"I don't know about you, but I have been victimized by bugs in software+hardware combinations
that could have been fixed with small software changes"
If you are a programmer, sure. But I'm no programmer.
"Now, if you think anyone is doing me a favor for letting me use the hardware I paid for the way
I see fit, refusing to fix obvious defects and refusing to let me fix them, maybe you'd also see as a
favor say a watch that couldn't have its time adjusted by you, and that had to be taken to a repair
shop to be adjusted, and after a year or two repair shops would no longer fix it because the
manufacturer won't let them any more, so that you buy newer models."

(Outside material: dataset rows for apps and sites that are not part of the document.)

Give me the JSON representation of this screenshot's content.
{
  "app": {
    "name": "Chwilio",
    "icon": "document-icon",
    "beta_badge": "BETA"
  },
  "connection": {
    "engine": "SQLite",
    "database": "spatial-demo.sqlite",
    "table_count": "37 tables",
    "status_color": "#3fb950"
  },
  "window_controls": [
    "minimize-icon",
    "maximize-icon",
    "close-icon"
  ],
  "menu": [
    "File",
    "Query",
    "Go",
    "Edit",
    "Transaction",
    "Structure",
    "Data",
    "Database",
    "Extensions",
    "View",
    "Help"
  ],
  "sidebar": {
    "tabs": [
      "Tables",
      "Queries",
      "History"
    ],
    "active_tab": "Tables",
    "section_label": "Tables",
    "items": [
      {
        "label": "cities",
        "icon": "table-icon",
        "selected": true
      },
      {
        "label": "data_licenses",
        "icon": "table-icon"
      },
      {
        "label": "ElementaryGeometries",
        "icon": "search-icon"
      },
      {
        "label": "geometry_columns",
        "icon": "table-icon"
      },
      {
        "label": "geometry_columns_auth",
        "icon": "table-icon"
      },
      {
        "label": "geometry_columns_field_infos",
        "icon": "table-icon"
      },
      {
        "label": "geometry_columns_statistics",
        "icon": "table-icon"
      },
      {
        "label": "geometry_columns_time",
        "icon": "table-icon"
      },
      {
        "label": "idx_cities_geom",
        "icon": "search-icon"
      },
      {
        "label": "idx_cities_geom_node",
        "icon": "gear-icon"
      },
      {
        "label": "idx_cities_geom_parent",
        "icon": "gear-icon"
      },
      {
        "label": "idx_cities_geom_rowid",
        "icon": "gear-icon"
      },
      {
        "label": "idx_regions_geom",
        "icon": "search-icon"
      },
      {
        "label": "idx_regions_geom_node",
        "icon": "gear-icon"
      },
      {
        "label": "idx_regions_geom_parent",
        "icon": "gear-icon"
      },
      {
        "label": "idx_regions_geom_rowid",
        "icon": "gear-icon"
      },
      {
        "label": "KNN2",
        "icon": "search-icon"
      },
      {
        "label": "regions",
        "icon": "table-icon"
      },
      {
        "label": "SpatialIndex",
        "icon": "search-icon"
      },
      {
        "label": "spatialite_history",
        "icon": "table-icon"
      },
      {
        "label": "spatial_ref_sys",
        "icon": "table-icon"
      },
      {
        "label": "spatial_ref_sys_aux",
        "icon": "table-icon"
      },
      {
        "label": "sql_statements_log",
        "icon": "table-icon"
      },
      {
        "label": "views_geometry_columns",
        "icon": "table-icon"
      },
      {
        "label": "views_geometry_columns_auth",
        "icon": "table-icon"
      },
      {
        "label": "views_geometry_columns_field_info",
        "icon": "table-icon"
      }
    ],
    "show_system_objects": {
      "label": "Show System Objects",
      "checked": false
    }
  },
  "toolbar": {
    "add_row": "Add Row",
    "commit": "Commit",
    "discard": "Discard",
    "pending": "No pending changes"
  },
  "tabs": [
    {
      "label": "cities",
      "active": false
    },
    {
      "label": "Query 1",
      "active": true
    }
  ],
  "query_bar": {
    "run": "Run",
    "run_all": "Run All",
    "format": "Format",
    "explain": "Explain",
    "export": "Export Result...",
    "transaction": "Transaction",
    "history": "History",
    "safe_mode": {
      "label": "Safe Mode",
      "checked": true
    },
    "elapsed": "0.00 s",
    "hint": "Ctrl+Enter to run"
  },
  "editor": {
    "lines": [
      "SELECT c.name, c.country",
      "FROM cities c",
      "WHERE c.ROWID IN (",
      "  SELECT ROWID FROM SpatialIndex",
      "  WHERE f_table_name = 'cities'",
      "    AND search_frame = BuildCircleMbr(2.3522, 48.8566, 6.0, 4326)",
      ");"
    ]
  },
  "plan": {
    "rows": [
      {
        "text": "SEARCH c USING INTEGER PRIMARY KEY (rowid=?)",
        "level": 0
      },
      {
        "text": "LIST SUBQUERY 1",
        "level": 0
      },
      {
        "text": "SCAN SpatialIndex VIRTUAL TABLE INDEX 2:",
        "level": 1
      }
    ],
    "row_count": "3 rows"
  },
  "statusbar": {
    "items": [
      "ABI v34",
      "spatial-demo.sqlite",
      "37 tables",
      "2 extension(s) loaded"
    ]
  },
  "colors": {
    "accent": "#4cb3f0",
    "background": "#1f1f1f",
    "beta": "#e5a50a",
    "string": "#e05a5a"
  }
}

Why would you buy a piece of hardware from a company that treats you like dirt?
"Open your eyes, Janne, the devices you're sold as black boxes could be *so* much more useful
to you if you could just improve one tiny bit here and there, rework one or another detail, add a
feature or two, with help from people who won't have an interest in not helping so as to induce
you to buy their next improved model."
You still haven't answered the simple question I asked: How does Regular Linux limit my
freedoms, whereas Linux-libre does not? Seriously? And before you start telling me about the
ability to fix the code myself etc., I will remind you again: I'm no programmer. I could not make
"tiny improvements here and there" since I'm not a programmer.
Like I said: the problem is that FSF looks at this from a programmers perspective. But most
people are NOT programmers. They try to cater to programmers, while everyone else is shunned.
End result is that Linux has something like 1% market-share. If this was about liberating users,
the resources would be invested in spreading free software as far and wide as possible. But
instead of that, we have wasted effort that remind me of inquisition. Like Linux-libre and
gNewSense that are about cleansing the world of proprietary code, as opposed to actually
spreading free software or making free software better.
"Would you buy a house whose inside you can't paint with the colors you see fit?"
Flawed argument. I know how to paint walls, I don't know how to hack C, so removing the ability
to hack the code has ZERO downsides for me. Well, what about programmers? Well, last time I
checked, they can keep on hacking Linux, even the "non-libre" version of it. Sure, there might be
bits and pieces that they can't access, but that problem can be solved by avoiding hardware that
needs those closed bits and pieces. Removing those bits doesn't really accomplish anything, you
just get a kernel that can do less. The fact that those bits reside on the hard-drive does NOT in
any shape or form limit the freedoms of the user. They MIGHT limit the freedoms, if the users
makes the decision to use them. But even then, that is something the users decides.
Isn't it one freedom to choose using hardware that needs proprietary bits? Aren't we free to
"I guess the reason you can't see the benefits of freedom is because of the blinds you let them
put on you."
Of course I can see the benefits of freedom. But the thing is that all these things are by
programmers, for programmers. How exactly would Linux-libre benefit me? How exactly would
it benefit my 70 year old mother? Because she could hack the code and fix problems herself?
I'm not saying that GPL is bad, or free software is bad (far from it). What I AM saying is that this
effort is useless and waste of time. If someone cares so much about those binary-blobs, he can
choose to avoid them.
"Take them blinds out, open your eyes, and Free your mind!"
And I can do that by using hardware that has free drivers available. What exactly am I missing
here? How exactly am I being limited by running standard Linux-kernel as opposed to Linux-
libre? Seriously? That is a simple question and I wish to get an answer to it.